:: WORK INSTRUCTIONS ::
Repeat the material in full. Keep every line exactly as it is.

:: DATA EXTRACTS ::
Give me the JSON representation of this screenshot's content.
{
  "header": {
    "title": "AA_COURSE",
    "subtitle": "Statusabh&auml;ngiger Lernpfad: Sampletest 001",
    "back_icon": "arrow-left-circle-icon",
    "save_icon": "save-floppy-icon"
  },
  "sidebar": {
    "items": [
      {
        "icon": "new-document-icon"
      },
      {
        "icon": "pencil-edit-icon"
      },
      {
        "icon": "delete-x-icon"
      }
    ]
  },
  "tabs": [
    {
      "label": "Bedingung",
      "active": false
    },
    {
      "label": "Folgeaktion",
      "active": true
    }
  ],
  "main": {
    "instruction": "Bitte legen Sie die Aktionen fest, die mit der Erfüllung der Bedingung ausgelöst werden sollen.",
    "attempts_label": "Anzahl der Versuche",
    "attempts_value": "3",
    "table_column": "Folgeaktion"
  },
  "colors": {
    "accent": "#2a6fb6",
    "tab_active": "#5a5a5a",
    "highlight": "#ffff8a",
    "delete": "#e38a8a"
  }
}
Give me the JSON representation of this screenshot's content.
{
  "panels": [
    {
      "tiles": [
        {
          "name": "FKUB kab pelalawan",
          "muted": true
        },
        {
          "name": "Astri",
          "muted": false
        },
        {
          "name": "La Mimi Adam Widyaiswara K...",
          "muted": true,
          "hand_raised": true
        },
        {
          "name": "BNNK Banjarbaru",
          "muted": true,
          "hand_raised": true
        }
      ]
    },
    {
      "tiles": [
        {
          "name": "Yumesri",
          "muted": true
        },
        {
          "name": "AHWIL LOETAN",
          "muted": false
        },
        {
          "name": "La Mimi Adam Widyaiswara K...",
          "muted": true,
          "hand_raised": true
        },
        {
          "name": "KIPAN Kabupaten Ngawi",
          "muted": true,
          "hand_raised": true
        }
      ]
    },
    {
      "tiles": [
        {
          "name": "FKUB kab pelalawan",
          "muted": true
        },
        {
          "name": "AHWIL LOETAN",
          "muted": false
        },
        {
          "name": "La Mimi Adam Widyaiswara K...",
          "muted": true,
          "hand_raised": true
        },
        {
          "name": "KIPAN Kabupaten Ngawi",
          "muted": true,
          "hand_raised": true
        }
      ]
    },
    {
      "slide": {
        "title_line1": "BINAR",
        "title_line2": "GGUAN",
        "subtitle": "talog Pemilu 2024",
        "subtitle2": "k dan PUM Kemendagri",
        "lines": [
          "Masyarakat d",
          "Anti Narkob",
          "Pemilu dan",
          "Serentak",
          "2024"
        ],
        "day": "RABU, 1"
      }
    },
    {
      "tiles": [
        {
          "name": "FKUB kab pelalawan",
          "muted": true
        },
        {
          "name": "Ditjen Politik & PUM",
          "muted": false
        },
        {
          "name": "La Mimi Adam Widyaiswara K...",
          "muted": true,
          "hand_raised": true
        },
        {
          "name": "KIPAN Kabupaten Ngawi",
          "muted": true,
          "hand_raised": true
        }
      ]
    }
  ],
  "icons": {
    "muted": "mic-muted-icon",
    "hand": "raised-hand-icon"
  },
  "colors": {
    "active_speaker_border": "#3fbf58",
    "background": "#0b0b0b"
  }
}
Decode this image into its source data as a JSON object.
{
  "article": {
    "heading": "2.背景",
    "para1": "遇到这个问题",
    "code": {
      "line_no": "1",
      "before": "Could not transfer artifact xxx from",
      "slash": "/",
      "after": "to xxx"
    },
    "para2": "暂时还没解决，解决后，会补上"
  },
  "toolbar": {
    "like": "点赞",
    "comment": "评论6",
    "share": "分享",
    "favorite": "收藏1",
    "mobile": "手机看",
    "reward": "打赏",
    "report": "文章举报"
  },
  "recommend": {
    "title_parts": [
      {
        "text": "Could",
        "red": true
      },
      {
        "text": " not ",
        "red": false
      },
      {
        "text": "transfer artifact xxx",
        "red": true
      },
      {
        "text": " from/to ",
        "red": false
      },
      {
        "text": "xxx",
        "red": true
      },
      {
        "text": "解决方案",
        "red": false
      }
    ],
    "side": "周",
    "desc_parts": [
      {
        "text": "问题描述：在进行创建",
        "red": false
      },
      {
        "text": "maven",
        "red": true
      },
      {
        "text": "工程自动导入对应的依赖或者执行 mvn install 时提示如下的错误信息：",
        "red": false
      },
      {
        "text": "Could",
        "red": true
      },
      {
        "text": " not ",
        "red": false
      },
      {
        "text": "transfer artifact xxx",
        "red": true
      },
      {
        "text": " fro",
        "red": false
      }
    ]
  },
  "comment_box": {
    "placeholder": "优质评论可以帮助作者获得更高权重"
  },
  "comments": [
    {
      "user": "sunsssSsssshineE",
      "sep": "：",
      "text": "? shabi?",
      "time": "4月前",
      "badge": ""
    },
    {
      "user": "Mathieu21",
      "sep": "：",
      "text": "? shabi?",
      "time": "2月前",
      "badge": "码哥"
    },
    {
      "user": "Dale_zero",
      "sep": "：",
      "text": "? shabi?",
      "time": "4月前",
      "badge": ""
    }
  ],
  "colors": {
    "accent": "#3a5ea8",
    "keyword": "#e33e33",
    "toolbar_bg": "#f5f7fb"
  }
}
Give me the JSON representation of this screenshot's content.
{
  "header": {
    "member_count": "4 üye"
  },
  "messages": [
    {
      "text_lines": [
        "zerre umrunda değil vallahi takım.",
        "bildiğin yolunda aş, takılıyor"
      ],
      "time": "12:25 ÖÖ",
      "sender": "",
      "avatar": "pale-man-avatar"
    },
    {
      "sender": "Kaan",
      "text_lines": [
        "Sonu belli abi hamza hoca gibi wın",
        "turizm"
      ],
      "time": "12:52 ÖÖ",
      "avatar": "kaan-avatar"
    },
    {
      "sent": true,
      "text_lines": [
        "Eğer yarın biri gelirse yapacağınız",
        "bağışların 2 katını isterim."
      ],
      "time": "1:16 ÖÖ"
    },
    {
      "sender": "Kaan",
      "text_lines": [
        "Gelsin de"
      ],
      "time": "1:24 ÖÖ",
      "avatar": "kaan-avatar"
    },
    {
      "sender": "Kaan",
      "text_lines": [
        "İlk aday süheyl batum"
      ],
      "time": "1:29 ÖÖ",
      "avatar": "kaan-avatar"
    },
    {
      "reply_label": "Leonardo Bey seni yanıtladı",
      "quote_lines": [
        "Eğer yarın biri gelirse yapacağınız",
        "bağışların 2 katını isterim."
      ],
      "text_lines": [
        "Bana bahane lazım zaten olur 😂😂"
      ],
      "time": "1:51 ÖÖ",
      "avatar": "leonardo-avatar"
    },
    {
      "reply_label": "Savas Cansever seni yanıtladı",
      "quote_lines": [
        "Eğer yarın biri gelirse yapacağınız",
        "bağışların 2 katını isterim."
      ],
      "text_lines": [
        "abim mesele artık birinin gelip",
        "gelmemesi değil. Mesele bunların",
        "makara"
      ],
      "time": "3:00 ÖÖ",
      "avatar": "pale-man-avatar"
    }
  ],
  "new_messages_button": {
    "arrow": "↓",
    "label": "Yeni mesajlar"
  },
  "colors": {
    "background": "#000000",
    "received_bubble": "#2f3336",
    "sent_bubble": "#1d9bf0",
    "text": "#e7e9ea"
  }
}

:: SOLUTION TO THIS PROBLEM ::
Give me the JSON representation of this screenshot's content.
{
  "header": {
    "title": "AA_COURSE",
    "subtitle": "Statusabh&auml;ngiger Lernpfad: Sampletest 001",
    "back_icon": "arrow-left-circle-icon",
    "save_icon": "save-floppy-icon"
  },
  "sidebar": {
    "items": [
      {
        "icon": "new-document-icon"
      },
      {
        "icon": "pencil-edit-icon"
      },
      {
        "icon": "delete-x-icon"
      }
    ]
  },
  "tabs": [
    {
      "label": "Bedingung",
      "active": false
    },
    {
      "label": "Folgeaktion",
      "active": true
    }
  ],
  "main": {
    "instruction": "Bitte legen Sie die Aktionen fest, die mit der Erfüllung der Bedingung ausgelöst werden sollen.",
    "attempts_label": "Anzahl der Versuche",
    "attempts_value": "3",
    "table_column": "Folgeaktion"
  },
  "colors": {
    "accent": "#2a6fb6",
    "tab_active": "#5a5a5a",
    "highlight": "#ffff8a",
    "delete": "#e38a8a"
  }
}
Give me the JSON representation of this screenshot's content.
{
  "panels": [
    {
      "tiles": [
        {
          "name": "FKUB kab pelalawan",
          "muted": true
        },
        {
          "name": "Astri",
          "muted": false
        },
        {
          "name": "La Mimi Adam Widyaiswara K...",
          "muted": true,
          "hand_raised": true
        },
        {
          "name": "BNNK Banjarbaru",
          "muted": true,
          "hand_raised": true
        }
      ]
    },
    {
      "tiles": [
        {
          "name": "Yumesri",
          "muted": true
        },
        {
          "name": "AHWIL LOETAN",
          "muted": false
        },
        {
          "name": "La Mimi Adam Widyaiswara K...",
          "muted": true,
          "hand_raised": true
        },
        {
          "name": "KIPAN Kabupaten Ngawi",
          "muted": true,
          "hand_raised": true
        }
      ]
    },
    {
      "tiles": [
        {
          "name": "FKUB kab pelalawan",
          "muted": true
        },
        {
          "name": "AHWIL LOETAN",
          "muted": false
        },
        {
          "name": "La Mimi Adam Widyaiswara K...",
          "muted": true,
          "hand_raised": true
        },
        {
          "name": "KIPAN Kabupaten Ngawi",
          "muted": true,
          "hand_raised": true
        }
      ]
    },
    {
      "slide": {
        "title_line1": "BINAR",
        "title_line2": "GGUAN",
        "subtitle": "talog Pemilu 2024",
        "subtitle2": "k dan PUM Kemendagri",
        "lines": [
          "Masyarakat d",
          "Anti Narkob",
          "Pemilu dan",
          "Serentak",
          "2024"
        ],
        "day": "RABU, 1"
      }
    },
    {
      "tiles": [
        {
          "name": "FKUB kab pelalawan",
          "muted": true
        },
        {
          "name": "Ditjen Politik & PUM",
          "muted": false
        },
        {
          "name": "La Mimi Adam Widyaiswara K...",
          "muted": true,
          "hand_raised": true
        },
        {
          "name": "KIPAN Kabupaten Ngawi",
          "muted": true,
          "hand_raised": true
        }
      ]
    }
  ],
  "icons": {
    "muted": "mic-muted-icon",
    "hand": "raised-hand-icon"
  },
  "colors": {
    "active_speaker_border": "#3fbf58",
    "background": "#0b0b0b"
  }
}
Decode this image into its source data as a JSON object.
{
  "article": {
    "heading": "2.背景",
    "para1": "遇到这个问题",
    "code": {
      "line_no": "1",
      "before": "Could not transfer artifact xxx from",
      "slash": "/",
      "after": "to xxx"
    },
    "para2": "暂时还没解决，解决后，会补上"
  },
  "toolbar": {
    "like": "点赞",
    "comment": "评论6",
    "share": "分享",
    "favorite": "收藏1",
    "mobile": "手机看",
    "reward": "打赏",
    "report": "文章举报"
  },
  "recommend": {
    "title_parts": [
      {
        "text": "Could",
        "red": true
      },
      {
        "text": " not ",
        "red": false
      },
      {
        "text": "transfer artifact xxx",
        "red": true
      },
      {
        "text": " from/to ",
        "red": false
      },
      {
        "text": "xxx",
        "red": true
      },
      {
        "text": "解决方案",
        "red": false
      }
    ],
    "side": "周",
    "desc_parts": [
      {
        "text": "问题描述：在进行创建",
        "red": false
      },
      {
        "text": "maven",
        "red": true
      },
      {
        "text": "工程自动导入对应的依赖或者执行 mvn install 时提示如下的错误信息：",
        "red": false
      },
      {
        "text": "Could",
        "red": true
      },
      {
        "text": " not ",
        "red": false
      },
      {
        "text": "transfer artifact xxx",
        "red": true
      },
      {
        "text": " fro",
        "red": false
      }
    ]
  },
  "comment_box": {
    "placeholder": "优质评论可以帮助作者获得更高权重"
  },
  "comments": [
    {
      "user": "sunsssSsssshineE",
      "sep": "：",
      "text": "? shabi?",
      "time": "4月前",
      "badge": ""
    },
    {
      "user": "Mathieu21",
      "sep": "：",
      "text": "? shabi?",
      "time": "2月前",
      "badge": "码哥"
    },
    {
      "user": "Dale_zero",
      "sep": "：",
      "text": "? shabi?",
      "time": "4月前",
      "badge": ""
    }
  ],
  "colors": {
    "accent": "#3a5ea8",
    "keyword": "#e33e33",
    "toolbar_bg": "#f5f7fb"
  }
}
Give me the JSON representation of this screenshot's content.
{
  "header": {
    "member_count": "4 üye"
  },
  "messages": [
    {
      "text_lines": [
        "zerre umrunda değil vallahi takım.",
        "bildiğin yolunda aş, takılıyor"
      ],
      "time": "12:25 ÖÖ",
      "sender": "",
      "avatar": "pale-man-avatar"
    },
    {
      "sender": "Kaan",
      "text_lines": [
        "Sonu belli abi hamza hoca gibi wın",
        "turizm"
      ],
      "time": "12:52 ÖÖ",
      "avatar": "kaan-avatar"
    },
    {
      "sent": true,
      "text_lines": [
        "Eğer yarın biri gelirse yapacağınız",
        "bağışların 2 katını isterim."
      ],
      "time": "1:16 ÖÖ"
    },
    {
      "sender": "Kaan",
      "text_lines": [
        "Gelsin de"
      ],
      "time": "1:24 ÖÖ",
      "avatar": "kaan-avatar"
    },
    {
      "sender": "Kaan",
      "text_lines": [
        "İlk aday süheyl batum"
      ],
      "time": "1:29 ÖÖ",
      "avatar": "kaan-avatar"
    },
    {
      "reply_label": "Leonardo Bey seni yanıtladı",
      "quote_lines": [
        "Eğer yarın biri gelirse yapacağınız",
        "bağışların 2 katını isterim."
      ],
      "text_lines": [
        "Bana bahane lazım zaten olur 😂😂"
      ],
      "time": "1:51 ÖÖ",
      "avatar": "leonardo-avatar"
    },
    {
      "reply_label": "Savas Cansever seni yanıtladı",
      "quote_lines": [
        "Eğer yarın biri gelirse yapacağınız",
        "bağışların 2 katını isterim."
      ],
      "text_lines": [
        "abim mesele artık birinin gelip",
        "gelmemesi değil. Mesele bunların",
        "makara"
      ],
      "time": "3:00 ÖÖ",
      "avatar": "pale-man-avatar"
    }
  ],
  "new_messages_button": {
    "arrow": "↓",
    "label": "Yeni mesajlar"
  },
  "colors": {
    "background": "#000000",
    "received_bubble": "#2f3336",
    "sent_bubble": "#1d9bf0",
    "text": "#e7e9ea"
  }
}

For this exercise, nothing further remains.